Good staff and investment in machinery key to Nestle factory's longevity, says boss.

A whiff of lollies in the breeze - with a trace of gravy - is the sweet smell of success for a South Auckland factory providing steady jobs and export earnings.

The Nestle Cambria Park factory in Wiri is celebrating 50 years of operations.

A quarter of its output of confectionary and culinary products goes to local shops and the rest earns more than $60 million a year from Australia, Japan and South Pacific islands.

Factory manager Mike Kane said the plant's secret of survival when other companies were moving production overseas was its 320 staff and annual investment in machinery.
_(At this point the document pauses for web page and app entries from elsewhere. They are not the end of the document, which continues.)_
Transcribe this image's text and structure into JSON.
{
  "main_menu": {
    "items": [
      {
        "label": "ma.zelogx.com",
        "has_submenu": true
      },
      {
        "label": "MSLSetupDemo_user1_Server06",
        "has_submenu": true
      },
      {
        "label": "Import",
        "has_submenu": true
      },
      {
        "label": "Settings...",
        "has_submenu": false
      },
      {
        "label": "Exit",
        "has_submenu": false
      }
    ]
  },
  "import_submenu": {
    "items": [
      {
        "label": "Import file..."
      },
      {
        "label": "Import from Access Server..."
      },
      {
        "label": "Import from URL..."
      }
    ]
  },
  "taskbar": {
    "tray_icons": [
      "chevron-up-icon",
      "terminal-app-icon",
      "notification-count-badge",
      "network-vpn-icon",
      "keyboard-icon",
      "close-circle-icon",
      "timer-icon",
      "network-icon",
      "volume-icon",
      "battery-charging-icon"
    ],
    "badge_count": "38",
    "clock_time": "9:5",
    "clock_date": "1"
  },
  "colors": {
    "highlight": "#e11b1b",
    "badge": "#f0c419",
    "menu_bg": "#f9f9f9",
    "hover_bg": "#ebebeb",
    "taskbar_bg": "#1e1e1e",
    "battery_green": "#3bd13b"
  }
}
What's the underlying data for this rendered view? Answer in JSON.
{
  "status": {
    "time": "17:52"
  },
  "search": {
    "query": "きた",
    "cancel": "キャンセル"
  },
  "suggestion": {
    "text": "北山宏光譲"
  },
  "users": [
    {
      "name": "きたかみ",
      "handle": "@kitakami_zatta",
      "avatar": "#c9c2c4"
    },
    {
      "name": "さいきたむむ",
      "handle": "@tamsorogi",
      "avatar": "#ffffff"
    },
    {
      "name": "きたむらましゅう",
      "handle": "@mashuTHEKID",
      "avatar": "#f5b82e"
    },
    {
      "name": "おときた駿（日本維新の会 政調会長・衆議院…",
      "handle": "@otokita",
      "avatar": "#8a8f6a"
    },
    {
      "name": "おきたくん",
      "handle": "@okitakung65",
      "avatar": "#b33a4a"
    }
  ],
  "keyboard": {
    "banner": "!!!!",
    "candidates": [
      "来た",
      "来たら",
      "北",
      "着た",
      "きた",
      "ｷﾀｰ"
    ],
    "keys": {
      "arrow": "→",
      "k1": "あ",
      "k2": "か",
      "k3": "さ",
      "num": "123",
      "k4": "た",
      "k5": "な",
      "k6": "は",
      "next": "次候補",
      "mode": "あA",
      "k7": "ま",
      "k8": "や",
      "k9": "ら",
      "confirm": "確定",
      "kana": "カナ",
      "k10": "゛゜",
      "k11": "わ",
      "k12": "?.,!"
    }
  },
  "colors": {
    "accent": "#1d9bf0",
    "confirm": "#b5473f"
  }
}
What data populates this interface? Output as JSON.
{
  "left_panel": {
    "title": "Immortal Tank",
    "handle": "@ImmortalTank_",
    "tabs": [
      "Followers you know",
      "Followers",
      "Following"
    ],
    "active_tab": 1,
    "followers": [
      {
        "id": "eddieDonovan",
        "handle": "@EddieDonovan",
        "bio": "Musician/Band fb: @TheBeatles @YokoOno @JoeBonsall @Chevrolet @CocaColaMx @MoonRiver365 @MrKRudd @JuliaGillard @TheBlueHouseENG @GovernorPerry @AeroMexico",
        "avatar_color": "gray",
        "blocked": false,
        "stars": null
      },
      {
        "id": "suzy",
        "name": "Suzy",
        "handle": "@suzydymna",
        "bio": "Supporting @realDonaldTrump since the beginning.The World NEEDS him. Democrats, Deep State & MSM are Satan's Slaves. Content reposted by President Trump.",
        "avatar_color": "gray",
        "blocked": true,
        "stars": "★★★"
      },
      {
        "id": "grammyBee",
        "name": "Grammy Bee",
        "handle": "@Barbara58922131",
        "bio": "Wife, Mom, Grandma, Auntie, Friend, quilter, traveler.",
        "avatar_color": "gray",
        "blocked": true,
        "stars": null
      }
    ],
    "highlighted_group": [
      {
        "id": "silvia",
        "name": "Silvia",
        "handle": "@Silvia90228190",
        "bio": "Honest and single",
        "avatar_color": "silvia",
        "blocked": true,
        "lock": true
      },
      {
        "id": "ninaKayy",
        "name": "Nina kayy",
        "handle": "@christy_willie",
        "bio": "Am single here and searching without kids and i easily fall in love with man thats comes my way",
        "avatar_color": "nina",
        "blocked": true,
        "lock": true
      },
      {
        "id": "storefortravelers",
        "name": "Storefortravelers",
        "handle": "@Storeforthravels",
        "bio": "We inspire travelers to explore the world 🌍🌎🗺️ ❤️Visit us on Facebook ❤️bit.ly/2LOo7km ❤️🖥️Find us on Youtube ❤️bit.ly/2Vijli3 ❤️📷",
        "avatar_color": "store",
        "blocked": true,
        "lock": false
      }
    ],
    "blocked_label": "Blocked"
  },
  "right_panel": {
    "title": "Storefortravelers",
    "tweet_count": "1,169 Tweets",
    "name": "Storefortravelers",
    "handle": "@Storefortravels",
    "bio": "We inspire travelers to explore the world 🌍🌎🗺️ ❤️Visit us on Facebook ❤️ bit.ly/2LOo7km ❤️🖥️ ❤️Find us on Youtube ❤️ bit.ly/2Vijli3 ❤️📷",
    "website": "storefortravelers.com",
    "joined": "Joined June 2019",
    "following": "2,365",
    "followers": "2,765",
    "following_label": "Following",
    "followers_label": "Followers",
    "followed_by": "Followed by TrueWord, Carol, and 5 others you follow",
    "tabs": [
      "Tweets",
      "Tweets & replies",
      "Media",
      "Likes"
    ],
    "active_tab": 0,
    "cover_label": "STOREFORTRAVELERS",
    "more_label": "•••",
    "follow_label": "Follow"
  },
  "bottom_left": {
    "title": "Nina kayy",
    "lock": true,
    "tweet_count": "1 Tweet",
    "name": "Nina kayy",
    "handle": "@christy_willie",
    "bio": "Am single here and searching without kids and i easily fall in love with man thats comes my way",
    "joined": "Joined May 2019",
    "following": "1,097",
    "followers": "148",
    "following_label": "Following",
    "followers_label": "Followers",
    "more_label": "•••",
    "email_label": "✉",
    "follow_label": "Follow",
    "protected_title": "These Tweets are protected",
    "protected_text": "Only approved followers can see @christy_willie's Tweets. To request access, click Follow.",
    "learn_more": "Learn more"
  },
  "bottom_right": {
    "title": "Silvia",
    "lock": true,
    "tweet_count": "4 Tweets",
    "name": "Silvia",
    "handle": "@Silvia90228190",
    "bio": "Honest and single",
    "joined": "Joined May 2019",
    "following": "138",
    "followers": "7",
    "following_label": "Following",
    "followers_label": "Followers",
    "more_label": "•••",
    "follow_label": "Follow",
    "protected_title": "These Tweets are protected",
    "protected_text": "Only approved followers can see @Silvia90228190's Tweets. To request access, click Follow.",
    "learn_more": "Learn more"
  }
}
Mr Kane said Cambria Park was special for its staff-led improvement projects aimed at keeping the plant competitive in quality, efficiency and cost compared with Nestle operations in other countries.

Visiting executives from the Nestle headquarters in Switzerland were impressed at workers' will to adapt at a plant considered in the business as "complex" because of its diverse output - 360 different products, each with 30 different ingredients.

Nestle New Zealand corporate services manager Maurice Gunnell said the Cambria Park factory was established in 1962 with 50 staff to produce Nescafe instant coffee for a nation of tea drinkers.

Production of that - and Milo - was later moved to Australia, but the Cambria Park site had grown because of "swings and roundabouts" in the need for plants to have economies of scale. It had specialised in culinary and confectionary products since the early 1990s.

"New Zealand is the furthermost country away from head office but we try to present our own Kiwi way of doing things," he said.

"We are a successful business, but the market is as competitive as ever and we are seeking to improve."

Machine operator Heather Smith said that in a supermarket, she cannot help casting a critical eye over the shelves of soup and gravy packets.

"I'm looking to see whether the lips of the foil are properly folded. on the packets. My husband says 'stop it, leave it' but I can't help it."


She has worked at the factory for 34 years, in two stints - starting as a 20-year-old and returning to work on the twilight shift when her daughter started school.

Her line of three operators has two lanes and packages 160 sachets of Maggi culinary products a minute, which is double what it was.

"It's all done by the machine, which is lovely," said Mrs Smith, who nevertheless has to check the machine's work, information on the packet and take samples for the test kitchen.

Salome Moala'eua is a machine operator in the confectionery section, packing scorched almonds, mints, toffees and lollipops.

In her 26 years at the plant, she has raised four children and coped with changes in the plant's production. She was on Milo production when it was switched to Australia in the 1990s and changed from the Maggi line in 2003 when the Heard's Waiuku factory closed and its production was absorbed at Wiri.

"It's been great change and I've enjoyed working here. It's more multicultural and we respect each other's culture and work like a team."

Change from manually operated machinery to high-tech automation is as dramatic as what has happened with the job market in South Auckland since Ernie Rowe started his warehouse job 42 years ago.

A highlight was the company taking 100 members of its "Quarter Century Club" to dinner every year.

A half century of food
1962 starts making Nescafe and later Milo, Highlander condensed milk, reduced cream.
1990s focus on confectionery and Maggi cooking products.
2012 makes 3.85 million sachets onion soup a year.
$60m to $70m a year export earnings.
320 employees.